What Does a Game Designer Do?

Game designers work with developers to coordinate the complex task of building games from the framework out. Designers have duties that include:

  •     Designing characters – backstories, storylines, and story arcs
  •     Creating and defining levels
  •     Creating puzzles and mini games
  •     Contributing to the art and animation

While most developers create the code, a designer may also write code. Various programming languages are utilised for gaming. Depending on the studio a designer might have the duties of project management and testing.

What is the Economic Outlook for a Game Design Career?

According to new research conducted by IBISWorld, the software development industry is rapidly expanding.

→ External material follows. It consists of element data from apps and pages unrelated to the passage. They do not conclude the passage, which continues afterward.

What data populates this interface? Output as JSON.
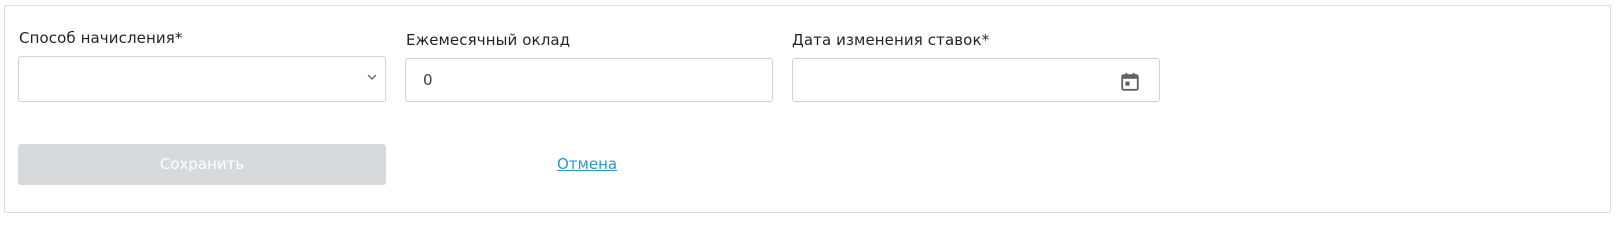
{
  "form": {
    "accrual_method": {
      "label": "Способ начисления*",
      "value": ""
    },
    "monthly_salary": {
      "label": "Ежемесячный оклад",
      "value": "0"
    },
    "rate_change_date": {
      "label": "Дата изменения ставок*",
      "value": ""
    }
  },
  "actions": {
    "save_label": "Сохранить",
    "cancel_label": "Отмена"
  },
  "icons": {
    "select_chevron": "chevron-down-icon",
    "date_picker": "calendar-icon"
  },
  "colors": {
    "border": "#cfd4d9",
    "save_disabled_bg": "#d6dadc",
    "link": "#2f95c4",
    "text": "#1f2328"
  }
}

The latest statistics from Reed show that software developers make an average wage of £54,079 in the UK.

Who Employs Game Designers?

Most game designers work for game studios. There is a robust freelance market, however, for experienced game designers.

Skills Needed to Become a Game Designer

It is helpful that you have a natural ability, talent, or interest in acquiring artistic skills. However, people lacking these abilities can often compensate by having other technical computer skills. In fact, tech abilities may be preferred by some studios. Some specific skills game designers should have, include:

  •     Computer programming or knowledge of certain programming languages
  •     Coding
  •     CAD or 3D modelling
  •     Knowledge of AV equipment
  •     Critical thinking and problem solving
  •     Written and verbal communication

How to Get Started in Game Design

Because of the growing need, there are more colleges and universities offering degree programs in video game design. Besides, there are technical degree and certification programs offered at various schools. Some communities and online services even offer free beginner coding courses to get you started. These courses are usually offered in connection with a computer science or media department of a local community college.

Game design is an exciting career with enormous earning potential. There are many facets of the job that include managerial and administrative duties, so it is important to have excellent communication skills in addition to computer and artistic abilities. It is true that most video game designers have a bachelor’s degree in some type of computers science. This doesn’t mean that it is required, as many studios consider experience in lieu of education.

If all this has sparked your interest, stay tuned as over the next few weeks we’ll be publishing the next in our series on breaking into Game Designing as a career. Part 2 of our series will explain the educational and training requirements needed to get into the industry.